[Entries shown Boundary: Start]
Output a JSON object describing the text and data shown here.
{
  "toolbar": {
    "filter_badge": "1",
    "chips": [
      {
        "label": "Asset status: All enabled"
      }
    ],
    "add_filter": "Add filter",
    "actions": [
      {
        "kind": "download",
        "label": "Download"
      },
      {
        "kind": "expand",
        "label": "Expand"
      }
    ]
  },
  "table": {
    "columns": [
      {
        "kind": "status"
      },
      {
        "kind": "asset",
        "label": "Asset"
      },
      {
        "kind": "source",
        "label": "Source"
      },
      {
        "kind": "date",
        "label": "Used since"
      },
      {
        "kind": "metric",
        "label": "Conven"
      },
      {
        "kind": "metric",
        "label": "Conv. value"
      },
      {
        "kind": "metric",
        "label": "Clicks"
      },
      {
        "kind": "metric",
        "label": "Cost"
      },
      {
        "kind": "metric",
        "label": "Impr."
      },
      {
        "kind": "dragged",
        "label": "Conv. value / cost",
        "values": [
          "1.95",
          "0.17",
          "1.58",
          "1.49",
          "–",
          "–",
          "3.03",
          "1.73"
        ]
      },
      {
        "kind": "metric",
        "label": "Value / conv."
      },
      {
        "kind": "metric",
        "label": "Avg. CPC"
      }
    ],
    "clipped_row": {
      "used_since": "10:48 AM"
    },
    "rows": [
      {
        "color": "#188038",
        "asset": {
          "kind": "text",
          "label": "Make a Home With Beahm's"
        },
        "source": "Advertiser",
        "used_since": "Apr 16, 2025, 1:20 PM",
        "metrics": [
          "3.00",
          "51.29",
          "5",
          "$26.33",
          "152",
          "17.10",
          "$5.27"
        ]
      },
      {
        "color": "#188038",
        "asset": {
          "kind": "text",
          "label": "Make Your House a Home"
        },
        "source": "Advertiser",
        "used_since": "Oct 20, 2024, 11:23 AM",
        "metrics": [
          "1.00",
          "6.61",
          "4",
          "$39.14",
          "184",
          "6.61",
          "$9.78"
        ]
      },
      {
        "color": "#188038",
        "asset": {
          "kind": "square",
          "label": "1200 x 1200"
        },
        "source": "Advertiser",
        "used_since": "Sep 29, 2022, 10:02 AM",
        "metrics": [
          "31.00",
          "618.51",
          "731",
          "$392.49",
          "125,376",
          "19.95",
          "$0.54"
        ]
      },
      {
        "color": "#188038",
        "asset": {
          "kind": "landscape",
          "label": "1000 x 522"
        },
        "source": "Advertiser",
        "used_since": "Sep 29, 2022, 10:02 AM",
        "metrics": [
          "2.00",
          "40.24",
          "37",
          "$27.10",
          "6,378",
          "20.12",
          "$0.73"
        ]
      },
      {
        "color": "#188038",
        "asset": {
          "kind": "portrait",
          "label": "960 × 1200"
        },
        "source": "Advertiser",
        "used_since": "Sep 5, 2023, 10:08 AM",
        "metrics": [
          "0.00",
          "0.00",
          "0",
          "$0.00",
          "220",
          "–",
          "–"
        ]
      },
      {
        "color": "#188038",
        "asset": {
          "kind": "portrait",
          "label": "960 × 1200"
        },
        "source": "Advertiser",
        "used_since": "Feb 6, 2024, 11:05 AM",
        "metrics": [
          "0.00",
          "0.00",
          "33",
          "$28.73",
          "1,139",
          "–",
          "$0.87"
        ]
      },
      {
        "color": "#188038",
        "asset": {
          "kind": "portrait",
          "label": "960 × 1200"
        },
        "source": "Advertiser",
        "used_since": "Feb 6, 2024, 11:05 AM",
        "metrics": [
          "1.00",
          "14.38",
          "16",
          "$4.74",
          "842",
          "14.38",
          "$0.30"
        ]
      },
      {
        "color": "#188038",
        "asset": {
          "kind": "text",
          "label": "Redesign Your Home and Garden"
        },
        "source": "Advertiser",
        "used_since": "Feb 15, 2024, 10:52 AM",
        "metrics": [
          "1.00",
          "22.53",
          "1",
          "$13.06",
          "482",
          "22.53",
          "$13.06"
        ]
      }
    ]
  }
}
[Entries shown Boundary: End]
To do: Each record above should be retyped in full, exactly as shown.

Your solution:
Output a JSON object describing the text and data shown here.
{
  "toolbar": {
    "filter_badge": "1",
    "chips": [
      {
        "label": "Asset status: All enabled"
      }
    ],
    "add_filter": "Add filter",
    "actions": [
      {
        "kind": "download",
        "label": "Download"
      },
      {
        "kind": "expand",
        "label": "Expand"
      }
    ]
  },
  "table": {
    "columns": [
      {
        "kind": "status"
      },
      {
        "kind": "asset",
        "label": "Asset"
      },
      {
        "kind": "source",
        "label": "Source"
      },
      {
        "kind": "date",
        "label": "Used since"
      },
      {
        "kind": "metric",
        "label": "Conven"
      },
      {
        "kind": "metric",
        "label": "Conv. value"
      },
      {
        "kind": "metric",
        "label": "Clicks"
      },
      {
        "kind": "metric",
        "label": "Cost"
      },
      {
        "kind": "metric",
        "label": "Impr."
      },
      {
        "kind": "dragged",
        "label": "Conv. value / cost",
        "values": [
          "1.95",
          "0.17",
          "1.58",
          "1.49",
          "–",
          "–",
          "3.03",
          "1.73"
        ]
      },
      {
        "kind": "metric",
        "label": "Value / conv."
      },
      {
        "kind": "metric",
        "label": "Avg. CPC"
      }
    ],
    "clipped_row": {
      "used_since": "10:48 AM"
    },
    "rows": [
      {
        "color": "#188038",
        "asset": {
          "kind": "text",
          "label": "Make a Home With Beahm's"
        },
        "source": "Advertiser",
        "used_since": "Apr 16, 2025, 1:20 PM",
        "metrics": [
          "3.00",
          "51.29",
          "5",
          "$26.33",
          "152",
          "17.10",
          "$5.27"
        ]
      },
      {
        "color": "#188038",
        "asset": {
          "kind": "text",
          "label": "Make Your House a Home"
        },
        "source": "Advertiser",
        "used_since": "Oct 20, 2024, 11:23 AM",
        "metrics": [
          "1.00",
          "6.61",
          "4",
          "$39.14",
          "184",
          "6.61",
          "$9.78"
        ]
      },
      {
        "color": "#188038",
        "asset": {
          "kind": "square",
          "label": "1200 x 1200"
        },
        "source": "Advertiser",
        "used_since": "Sep 29, 2022, 10:02 AM",
        "metrics": [
          "31.00",
          "618.51",
          "731",
          "$392.49",
          "125,376",
          "19.95",
          "$0.54"
        ]
      },
      {
        "color": "#188038",
        "asset": {
          "kind": "landscape",
          "label": "1000 x 522"
        },
        "source": "Advertiser",
        "used_since": "Sep 29, 2022, 10:02 AM",
        "metrics": [
          "2.00",
          "40.24",
          "37",
          "$27.10",
          "6,378",
          "20.12",
          "$0.73"
        ]
      },
      {
        "color": "#188038",
        "asset": {
          "kind": "portrait",
          "label": "960 × 1200"
        },
        "source": "Advertiser",
        "used_since": "Sep 5, 2023, 10:08 AM",
        "metrics": [
          "0.00",
          "0.00",
          "0",
          "$0.00",
          "220",
          "–",
          "–"
        ]
      },
      {
        "color": "#188038",
        "asset": {
          "kind": "portrait",
          "label": "960 × 1200"
        },
        "source": "Advertiser",
        "used_since": "Feb 6, 2024, 11:05 AM",
        "metrics": [
          "0.00",
          "0.00",
          "33",
          "$28.73",
          "1,139",
          "–",
          "$0.87"
        ]
      },
      {
        "color": "#188038",
        "asset": {
          "kind": "portrait",
          "label": "960 × 1200"
        },
        "source": "Advertiser",
        "used_since": "Feb 6, 2024, 11:05 AM",
        "metrics": [
          "1.00",
          "14.38",
          "16",
          "$4.74",
          "842",
          "14.38",
          "$0.30"
        ]
      },
      {
        "color": "#188038",
        "asset": {
          "kind": "text",
          "label": "Redesign Your Home and Garden"
        },
        "source": "Advertiser",
        "used_since": "Feb 15, 2024, 10:52 AM",
        "metrics": [
          "1.00",
          "22.53",
          "1",
          "$13.06",
          "482",
          "22.53",
          "$13.06"
        ]
      }
    ]
  }
}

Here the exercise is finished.